#### Task to carry out:
Return the records below exactly; pictures stay out.
--------------------
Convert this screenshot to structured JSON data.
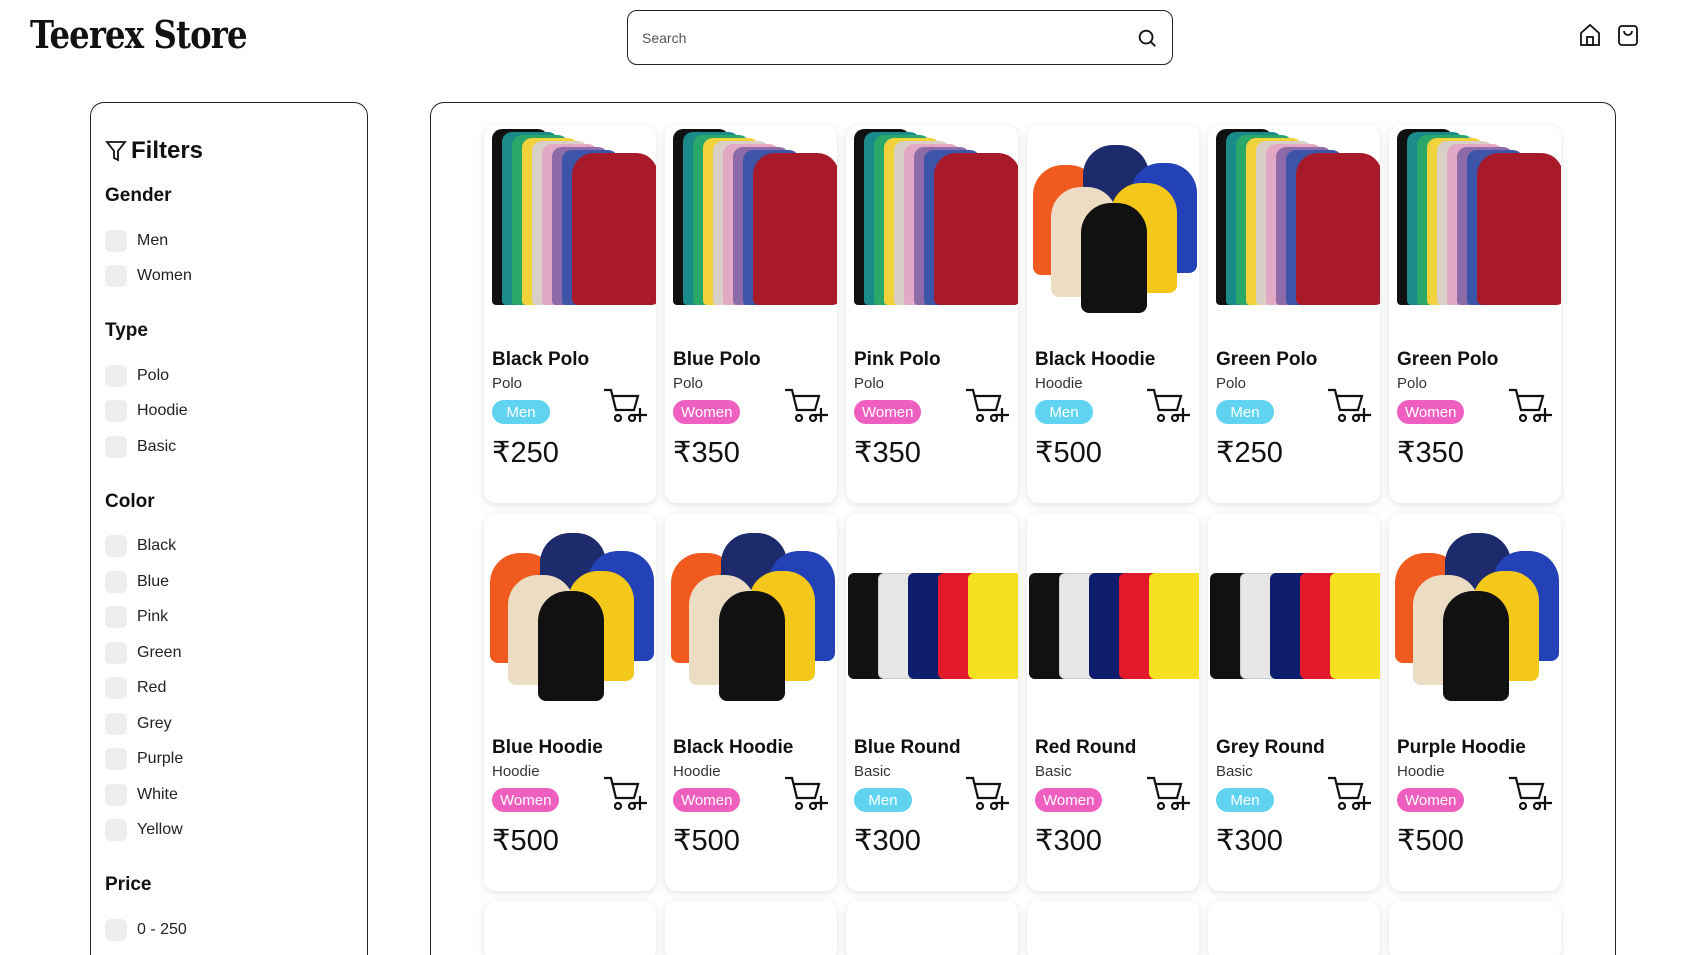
{
  "header": {
    "logo": "Teerex Store",
    "search_placeholder": "Search"
  },
  "filters": {
    "title": "Filters",
    "groups": [
      {
        "title": "Gender",
        "options": [
          "Men",
          "Women"
        ]
      },
      {
        "title": "Type",
        "options": [
          "Polo",
          "Hoodie",
          "Basic"
        ]
      },
      {
        "title": "Color",
        "options": [
          "Black",
          "Blue",
          "Pink",
          "Green",
          "Red",
          "Grey",
          "Purple",
          "White",
          "Yellow"
        ]
      },
      {
        "title": "Price",
        "options": [
          "0 - 250"
        ]
      }
    ]
  },
  "products": [
    {
      "name": "Black Polo",
      "type": "Polo",
      "gender": "Men",
      "price": "₹250",
      "image": "polo"
    },
    {
      "name": "Blue Polo",
      "type": "Polo",
      "gender": "Women",
      "price": "₹350",
      "image": "polo"
    },
    {
      "name": "Pink Polo",
      "type": "Polo",
      "gender": "Women",
      "price": "₹350",
      "image": "polo"
    },
    {
      "name": "Black Hoodie",
      "type": "Hoodie",
      "gender": "Men",
      "price": "₹500",
      "image": "hoodie"
    },
    {
      "name": "Green Polo",
      "type": "Polo",
      "gender": "Men",
      "price": "₹250",
      "image": "polo"
    },
    {
      "name": "Green Polo",
      "type": "Polo",
      "gender": "Women",
      "price": "₹350",
      "image": "polo"
    },
    {
      "name": "Blue Hoodie",
      "type": "Hoodie",
      "gender": "Women",
      "price": "₹500",
      "image": "hoodie"
    },
    {
      "name": "Black Hoodie",
      "type": "Hoodie",
      "gender": "Women",
      "price": "₹500",
      "image": "hoodie"
    },
    {
      "name": "Blue Round",
      "type": "Basic",
      "gender": "Men",
      "price": "₹300",
      "image": "round"
    },
    {
      "name": "Red Round",
      "type": "Basic",
      "gender": "Women",
      "price": "₹300",
      "image": "round"
    },
    {
      "name": "Grey Round",
      "type": "Basic",
      "gender": "Men",
      "price": "₹300",
      "image": "round"
    },
    {
      "name": "Purple Hoodie",
      "type": "Hoodie",
      "gender": "Women",
      "price": "₹500",
      "image": "hoodie"
    }
  ],
  "colors": {
    "men_badge": "#5fd3f0",
    "women_badge": "#ee5fbf"
  },
  "icons": {
    "search": "search-icon",
    "home": "home-icon",
    "bag": "shopping-bag-icon",
    "filter": "filter-icon",
    "cart": "add-to-cart-icon"
  }
}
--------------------
#### Written reply:
Convert this screenshot to structured JSON data.
{
  "header": {
    "logo": "Teerex Store",
    "search_placeholder": "Search"
  },
  "filters": {
    "title": "Filters",
    "groups": [
      {
        "title": "Gender",
        "options": [
          "Men",
          "Women"
        ]
      },
      {
        "title": "Type",
        "options": [
          "Polo",
          "Hoodie",
          "Basic"
        ]
      },
      {
        "title": "Color",
        "options": [
          "Black",
          "Blue",
          "Pink",
          "Green",
          "Red",
          "Grey",
          "Purple",
          "White",
          "Yellow"
        ]
      },
      {
        "title": "Price",
        "options": [
          "0 - 250"
        ]
      }
    ]
  },
  "products": [
    {
      "name": "Black Polo",
      "type": "Polo",
      "gender": "Men",
      "price": "₹250",
      "image": "polo"
    },
    {
      "name": "Blue Polo",
      "type": "Polo",
      "gender": "Women",
      "price": "₹350",
      "image": "polo"
    },
    {
      "name": "Pink Polo",
      "type": "Polo",
      "gender": "Women",
      "price": "₹350",
      "image": "polo"
    },
    {
      "name": "Black Hoodie",
      "type": "Hoodie",
      "gender": "Men",
      "price": "₹500",
      "image": "hoodie"
    },
    {
      "name": "Green Polo",
      "type": "Polo",
      "gender": "Men",
      "price": "₹250",
      "image": "polo"
    },
    {
      "name": "Green Polo",
      "type": "Polo",
      "gender": "Women",
      "price": "₹350",
      "image": "polo"
    },
    {
      "name": "Blue Hoodie",
      "type": "Hoodie",
      "gender": "Women",
      "price": "₹500",
      "image": "hoodie"
    },
    {
      "name": "Black Hoodie",
      "type": "Hoodie",
      "gender": "Women",
      "price": "₹500",
      "image": "hoodie"
    },
    {
      "name": "Blue Round",
      "type": "Basic",
      "gender": "Men",
      "price": "₹300",
      "image": "round"
    },
    {
      "name": "Red Round",
      "type": "Basic",
      "gender": "Women",
      "price": "₹300",
      "image": "round"
    },
    {
      "name": "Grey Round",
      "type": "Basic",
      "gender": "Men",
      "price": "₹300",
      "image": "round"
    },
    {
      "name": "Purple Hoodie",
      "type": "Hoodie",
      "gender": "Women",
      "price": "₹500",
      "image": "hoodie"
    }
  ],
  "colors": {
    "men_badge": "#5fd3f0",
    "women_badge": "#ee5fbf"
  },
  "icons": {
    "search": "search-icon",
    "home": "home-icon",
    "bag": "shopping-bag-icon",
    "filter": "filter-icon",
    "cart": "add-to-cart-icon"
  }
}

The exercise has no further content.